During the intervening years several amendments have been made to the test to keep it up-to-date and make it relevant to producing drivers capable of being safe road users in the 21st century. The driving test is straightforward and has been designed to see if you are able to demonstrate consistent safe driving observing the Highway Code.
The test will last about 40 minutes and consists of three parts:
The test starts with an eyesight check (if you fail this, your test will not continue). The eyesight test requires you to read a number plate that is a certain distance away. The distance requirement for the old-style number plate is 20.5 metres (about 67 feet) and 20 metres (about 66 feet) for the new-style number plate. New-style number plates were introduced on 1 September, 2001 and are easily identifiable because they start with two letters ie AB51 ABC.
Vehicle Safety Checks
After the eyesight test you will be asked one of the vehicle safety check questions, often referred to as "Show Me/Tell Me" questions. These are basic safety checks that a driver should carry out to ensure the vehicle is safe for use. Although some checks may involve the candidate in opening the bonnet to identify where fluid levels would be checked, pupils will not be asked to touch a hot engine or physically check fluid levels. As vehicle technology advances, more and more vehicles are being equipped with electronic diagnostic systems, which inform the driver of the state of the engine fluid levels and tyre pressures. It will be acceptable for a candidate to refer to the vehicle information system (if fitted) when answering questions on fluid levels or tyre pressures. You will be asked a second question whilst on the move. One or both questions answered incorrectly will result in one driving fault being recorded.
During the driving test the Examiner will give you directions which you should follow, and for around 20 minutes you will be asked to drive independently, following either road signs or using a sat nav. Test routes are designed to be as uniform as possible and will include a range of typical road and traffic conditions. During the test, the Examiner will ask you to carry out set exercises incorporating one of the following reversing manoeuvres:
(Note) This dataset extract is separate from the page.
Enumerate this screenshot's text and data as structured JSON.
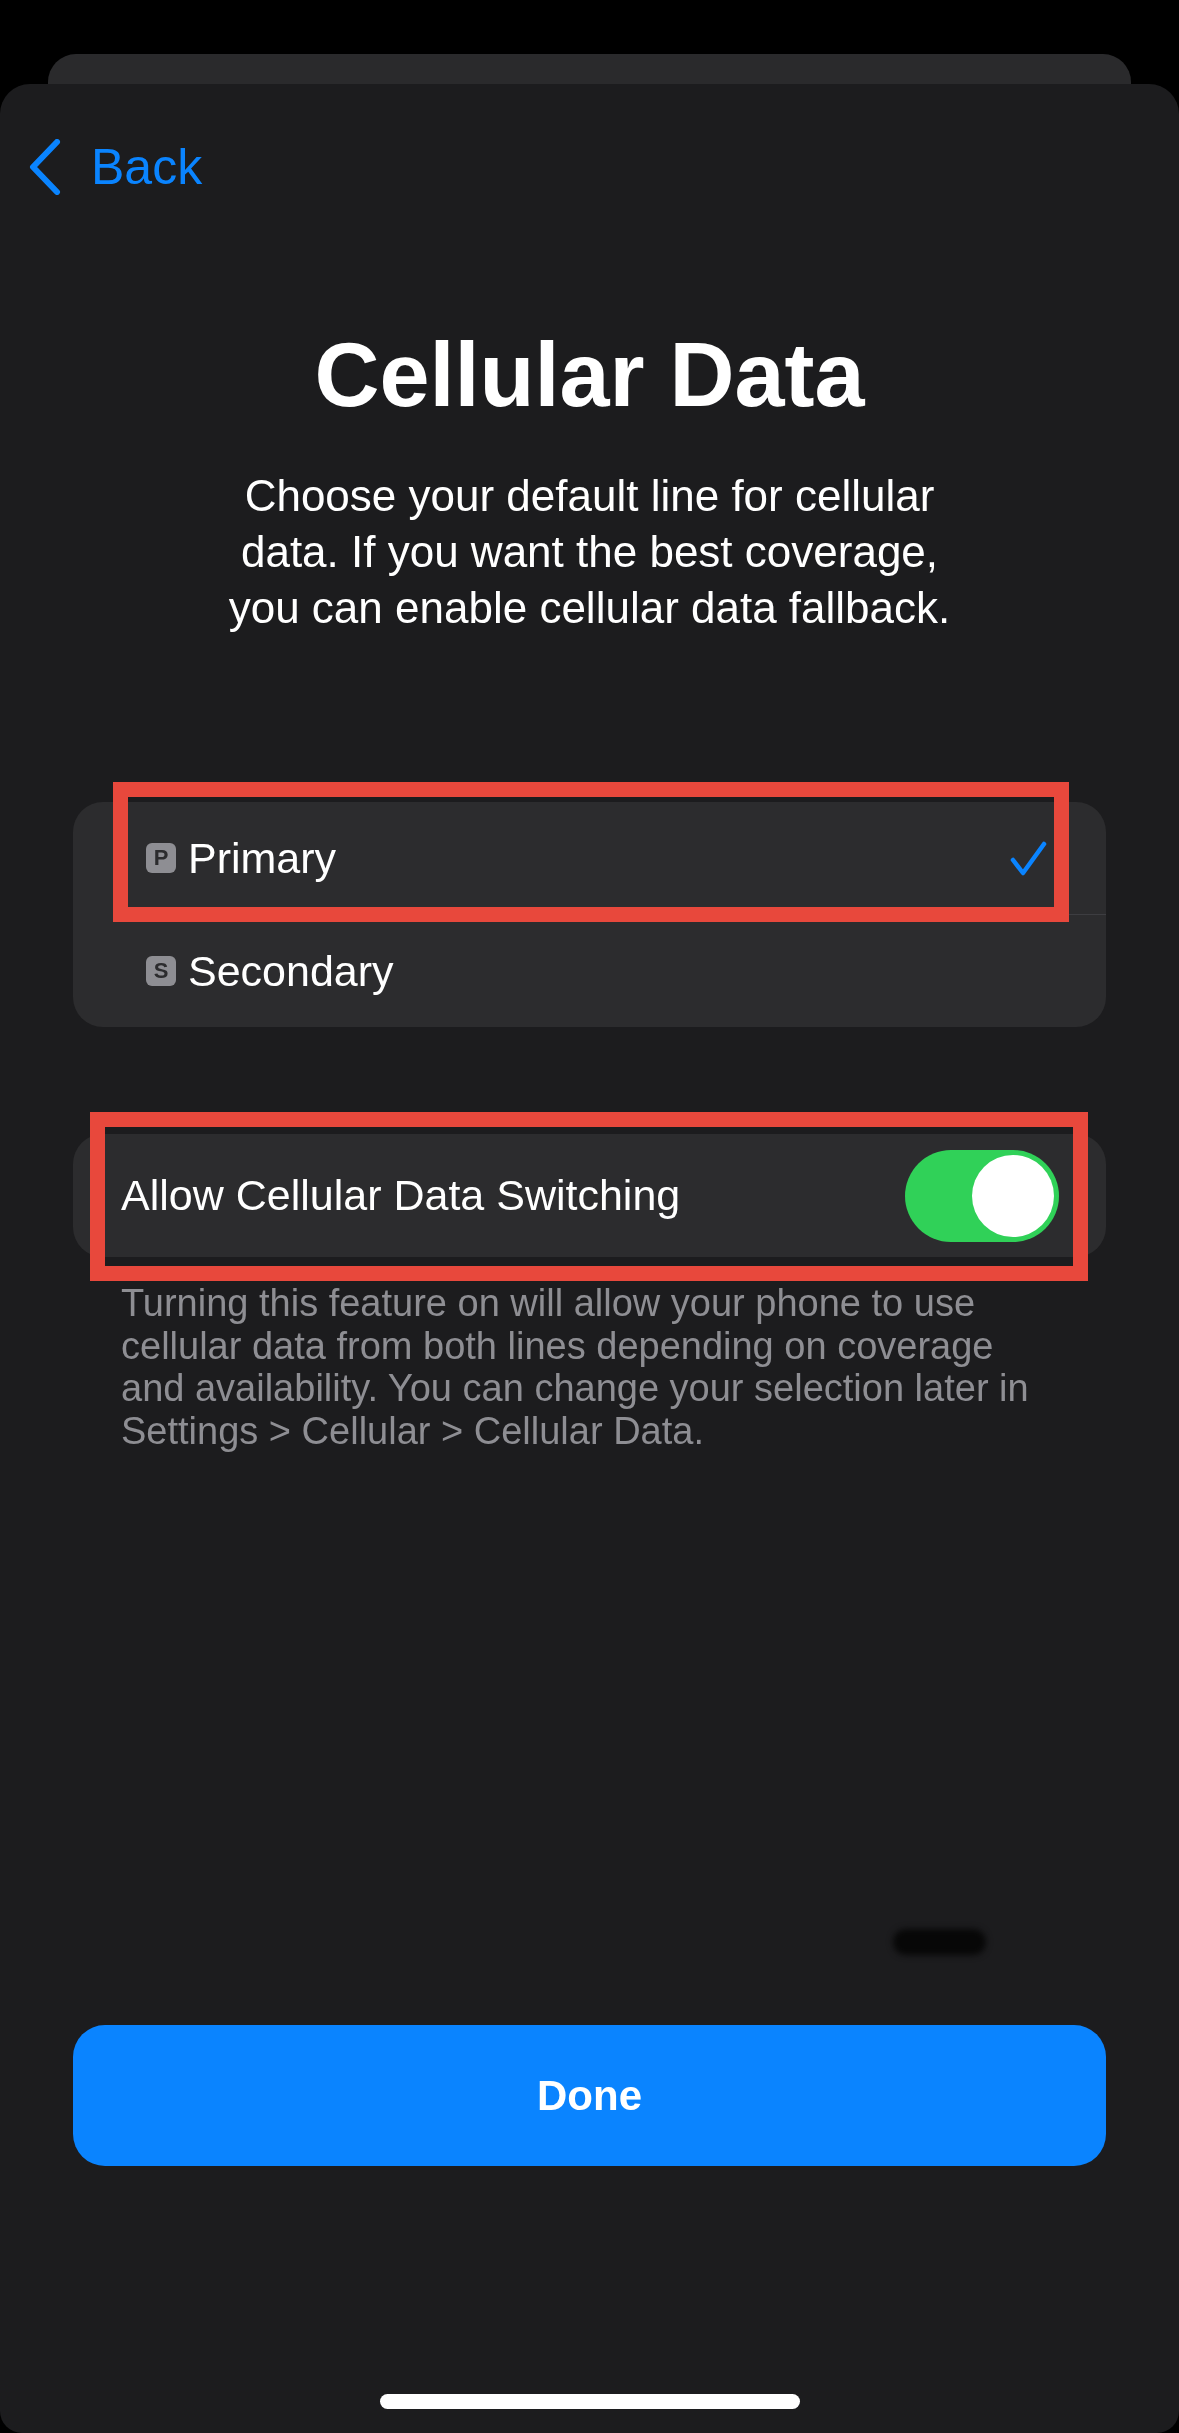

You may also be asked to carry out an emergency stop exercise.
You can make up to 15 driving faults and still pass the test (16 or more will result in failure). However, if you commit one serious or dangerous fault you will fail the test. If at any time your Examiner considers you to be a danger to other road users your test will be stopped.
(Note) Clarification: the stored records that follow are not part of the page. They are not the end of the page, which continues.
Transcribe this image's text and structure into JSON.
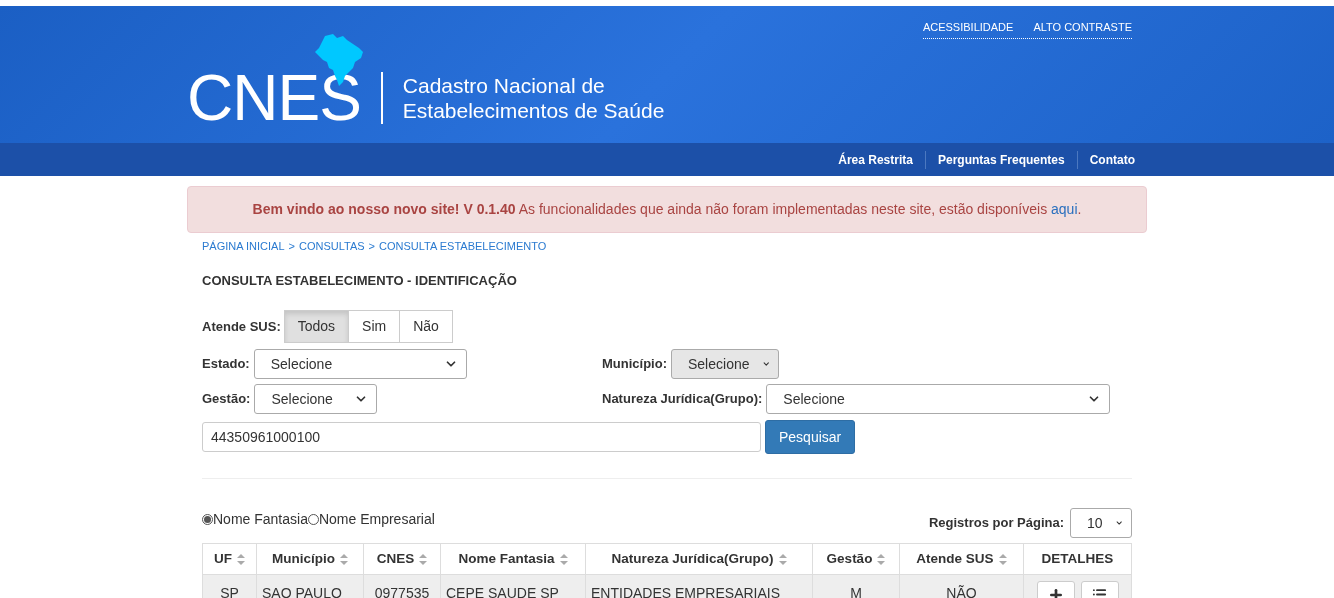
{
  "top_links": [
    {
      "label": "ACESSIBILIDADE"
    },
    {
      "label": "ALTO CONTRASTE"
    }
  ],
  "logo": {
    "acronym": "CNES",
    "subtitle_lines": [
      "Cadastro Nacional de",
      "Estabelecimentos de Saúde"
    ]
  },
  "nav": [
    {
      "label": "Área Restrita"
    },
    {
      "label": "Perguntas Frequentes"
    },
    {
      "label": "Contato"
    }
  ],
  "alert": {
    "text": "**Bem vindo ao nosso novo site! V 0.1.40** As funcionalidades que ainda não foram implementadas neste site, estão disponíveis ",
    "link": "aqui",
    "after": "."
  },
  "breadcrumb": {
    "separator": ">",
    "items": [
      "PÁGINA INICIAL",
      "CONSULTAS",
      "CONSULTA ESTABELECIMENTO"
    ]
  },
  "page_title": "CONSULTA ESTABELECIMENTO - IDENTIFICAÇÃO",
  "atende_sus": {
    "label": "Atende SUS:",
    "options": [
      {
        "label": "Todos",
        "selected": true
      },
      {
        "label": "Sim",
        "selected": false
      },
      {
        "label": "Não",
        "selected": false
      }
    ]
  },
  "filters": [
    {
      "label": "Estado:",
      "value": "Selecione",
      "disabled": false
    },
    {
      "label": "Município:",
      "value": "Selecione",
      "disabled": true
    },
    {
      "label": "Gestão:",
      "value": "Selecione",
      "disabled": false
    },
    {
      "label": "Natureza Jurídica(Grupo):",
      "value": "Selecione",
      "disabled": false
    }
  ],
  "search": {
    "value": "44350961000100",
    "button": "Pesquisar"
  },
  "name_type": [
    {
      "label": "Nome Fantasia",
      "selected": true
    },
    {
      "label": "Nome Empresarial",
      "selected": false
    }
  ],
  "page_size": {
    "label": "Registros por Página:",
    "value": "10"
  },
  "table": {
    "columns": [
      {
        "label": "UF",
        "sortable": true
      },
      {
        "label": "Município",
        "sortable": true
      },
      {
        "label": "CNES",
        "sortable": true
      },
      {
        "label": "Nome Fantasia",
        "sortable": true
      },
      {
        "label": "Natureza Jurídica(Grupo)",
        "sortable": true
      },
      {
        "label": "Gestão",
        "sortable": true
      },
      {
        "label": "Atende SUS",
        "sortable": true
      },
      {
        "label": "DETALHES",
        "sortable": false
      }
    ],
    "rows": [
      {
        "cells": [
          "SP",
          "SAO PAULO",
          "0977535",
          "CEPE SAUDE SP",
          "ENTIDADES EMPRESARIAIS",
          "M",
          "NÃO"
        ]
      }
    ]
  }
}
At the End of the Test
When the driving test is over, the Examiner will tell you whether you passed or failed. You can request feedback on your test from the Examiner, who will then go through your performance during the test. You can invite your instructor to attend this debrief if you wish.